DESCRIPTION OF THE TASK: Return the data below in full, exactly as it stands.

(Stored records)
Segment Open

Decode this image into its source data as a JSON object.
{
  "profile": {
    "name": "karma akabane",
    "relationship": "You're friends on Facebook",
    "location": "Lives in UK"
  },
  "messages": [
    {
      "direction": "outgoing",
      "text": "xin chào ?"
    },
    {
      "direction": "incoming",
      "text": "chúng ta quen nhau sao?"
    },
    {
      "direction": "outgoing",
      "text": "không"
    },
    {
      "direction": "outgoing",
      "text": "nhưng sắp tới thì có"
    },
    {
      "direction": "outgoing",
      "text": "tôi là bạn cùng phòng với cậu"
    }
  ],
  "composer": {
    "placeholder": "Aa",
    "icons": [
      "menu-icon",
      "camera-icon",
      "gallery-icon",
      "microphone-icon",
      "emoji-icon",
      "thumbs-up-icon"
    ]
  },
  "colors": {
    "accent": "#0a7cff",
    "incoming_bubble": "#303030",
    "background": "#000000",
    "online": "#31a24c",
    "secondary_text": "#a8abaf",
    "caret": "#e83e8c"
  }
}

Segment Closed

ANSWER TO THIS PROBLEM:
Decode this image into its source data as a JSON object.
{
  "profile": {
    "name": "karma akabane",
    "relationship": "You're friends on Facebook",
    "location": "Lives in UK"
  },
  "messages": [
    {
      "direction": "outgoing",
      "text": "xin chào ?"
    },
    {
      "direction": "incoming",
      "text": "chúng ta quen nhau sao?"
    },
    {
      "direction": "outgoing",
      "text": "không"
    },
    {
      "direction": "outgoing",
      "text": "nhưng sắp tới thì có"
    },
    {
      "direction": "outgoing",
      "text": "tôi là bạn cùng phòng với cậu"
    }
  ],
  "composer": {
    "placeholder": "Aa",
    "icons": [
      "menu-icon",
      "camera-icon",
      "gallery-icon",
      "microphone-icon",
      "emoji-icon",
      "thumbs-up-icon"
    ]
  },
  "colors": {
    "accent": "#0a7cff",
    "incoming_bubble": "#303030",
    "background": "#000000",
    "online": "#31a24c",
    "secondary_text": "#a8abaf",
    "caret": "#e83e8c"
  }
}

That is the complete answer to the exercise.